Experiments were conducted to investigate the feasibility of biological control measures to control Western Flower Thrips. Thrips population and preferred trap color were examined using sticky trap tapes in 5 fluorescent colors, orange, yellow, green, blue and pink. Results indicated that pink is more effective in attracting thrips than the traditional yellow or the newly acclaimed blue sticky traps on the market now. Studies were also conducted to determine if the entomogenous nematode (Steinernema feltiae) could invade and parasitize Western Flower Thrips, and which stage of the thrips life cycle was most susceptible to parasitization. Thrips were dissected and checked for nematode invasion at 24, 48 and 72 hours after inoculation. S. feltiae was found to invade the body cavity after 24 hours in the larval stage of Western Flower Thrips resulting in death.

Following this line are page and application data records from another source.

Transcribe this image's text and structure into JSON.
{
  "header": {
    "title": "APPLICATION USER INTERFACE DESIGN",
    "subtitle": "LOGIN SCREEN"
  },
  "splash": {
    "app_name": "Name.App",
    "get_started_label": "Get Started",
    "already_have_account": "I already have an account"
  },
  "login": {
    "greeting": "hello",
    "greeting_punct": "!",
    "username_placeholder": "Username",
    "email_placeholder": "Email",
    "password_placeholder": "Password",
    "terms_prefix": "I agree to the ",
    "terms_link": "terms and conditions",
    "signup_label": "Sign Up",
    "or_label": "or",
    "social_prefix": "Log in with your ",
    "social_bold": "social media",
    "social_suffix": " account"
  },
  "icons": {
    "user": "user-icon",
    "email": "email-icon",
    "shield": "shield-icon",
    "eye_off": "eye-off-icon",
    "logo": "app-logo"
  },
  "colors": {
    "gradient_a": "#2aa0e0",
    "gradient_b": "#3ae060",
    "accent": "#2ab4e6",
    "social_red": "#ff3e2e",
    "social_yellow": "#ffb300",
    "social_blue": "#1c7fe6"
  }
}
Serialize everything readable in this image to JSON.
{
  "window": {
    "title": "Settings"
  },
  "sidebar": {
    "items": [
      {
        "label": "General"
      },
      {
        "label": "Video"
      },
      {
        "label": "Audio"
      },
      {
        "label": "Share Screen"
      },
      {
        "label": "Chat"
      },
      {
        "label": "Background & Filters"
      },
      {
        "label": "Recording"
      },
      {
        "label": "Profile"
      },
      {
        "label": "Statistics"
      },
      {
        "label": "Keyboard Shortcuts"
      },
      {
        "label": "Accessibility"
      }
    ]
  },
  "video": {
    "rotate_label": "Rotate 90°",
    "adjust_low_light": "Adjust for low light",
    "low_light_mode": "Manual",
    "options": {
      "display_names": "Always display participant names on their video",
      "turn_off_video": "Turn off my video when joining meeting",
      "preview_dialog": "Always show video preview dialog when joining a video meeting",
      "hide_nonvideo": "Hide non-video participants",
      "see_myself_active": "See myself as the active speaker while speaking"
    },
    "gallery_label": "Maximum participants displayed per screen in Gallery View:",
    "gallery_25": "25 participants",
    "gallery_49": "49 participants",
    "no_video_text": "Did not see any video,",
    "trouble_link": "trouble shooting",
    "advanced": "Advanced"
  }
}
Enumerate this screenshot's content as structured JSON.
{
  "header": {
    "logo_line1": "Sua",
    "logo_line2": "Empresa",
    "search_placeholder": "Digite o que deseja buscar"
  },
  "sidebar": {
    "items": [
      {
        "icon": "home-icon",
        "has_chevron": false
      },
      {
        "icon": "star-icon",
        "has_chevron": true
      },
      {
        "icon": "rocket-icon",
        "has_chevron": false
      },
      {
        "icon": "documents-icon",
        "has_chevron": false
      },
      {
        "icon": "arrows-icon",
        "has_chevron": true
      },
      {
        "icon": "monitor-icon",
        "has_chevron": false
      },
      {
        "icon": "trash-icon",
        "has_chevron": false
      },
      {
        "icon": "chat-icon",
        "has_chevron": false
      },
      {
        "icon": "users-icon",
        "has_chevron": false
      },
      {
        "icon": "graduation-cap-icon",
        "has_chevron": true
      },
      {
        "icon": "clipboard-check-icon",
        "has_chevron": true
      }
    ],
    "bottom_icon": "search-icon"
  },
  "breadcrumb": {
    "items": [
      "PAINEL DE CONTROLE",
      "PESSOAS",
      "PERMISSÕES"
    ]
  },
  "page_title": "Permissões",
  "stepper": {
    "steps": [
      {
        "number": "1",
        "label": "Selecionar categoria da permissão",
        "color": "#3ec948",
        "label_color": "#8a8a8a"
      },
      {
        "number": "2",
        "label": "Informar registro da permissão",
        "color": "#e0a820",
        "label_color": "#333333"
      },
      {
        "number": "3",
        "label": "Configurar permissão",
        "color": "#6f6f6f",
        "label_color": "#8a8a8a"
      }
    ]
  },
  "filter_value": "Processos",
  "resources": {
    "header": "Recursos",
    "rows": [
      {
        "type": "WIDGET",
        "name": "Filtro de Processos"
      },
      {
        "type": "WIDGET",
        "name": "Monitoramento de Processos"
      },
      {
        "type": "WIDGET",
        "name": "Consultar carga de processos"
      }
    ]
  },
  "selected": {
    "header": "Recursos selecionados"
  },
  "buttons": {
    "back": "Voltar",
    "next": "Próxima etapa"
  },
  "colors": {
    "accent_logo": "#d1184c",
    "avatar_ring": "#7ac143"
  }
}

Western flower thrips are an ever-increasing problem in greenhouse floriculture crops. Thrips resistance to pesticides as well as tighter regulations on pesticide use are making thrips management in the greenhouse more difficult. To improve host plant resistance, a study was conducted to determine if impatiens cultivars varied in their susceptibility to western flower thrips feeding damage. In a replicated study, nine impatiens cultivars were inoculated with about 30 thrips. Thrips were allowed to feed on individual plants during an 8-week period of growth. During plant growth, visual evaluations to estimate thrips feeding damage were conducted every 2 weeks. At the conclusion of the experiment, a final visual evaluation was made and thrips numbers were determined. Cultivars varied in estimates of thrips feeding damage. Several cultivars exhibited significantly reduced levels of thrips feeding damage. Of these cultivars, some had high thrips population levels, indicating tolerance, while other cultivars had low thrips population levels, an indication of antibiosis. One cultivar was determined to be highly susceptible to thrips feeding damage. This cultivar was so damaged by the end of the study, remaining plant material was unable to support thrips populations. Variability was found in the levels of thrips feeding damage and thrips population levels indicating the presence of tolerance and/or antibiosis. Because of detected variability, the potential for improving impatiens resistance to thrips feeding damages exists.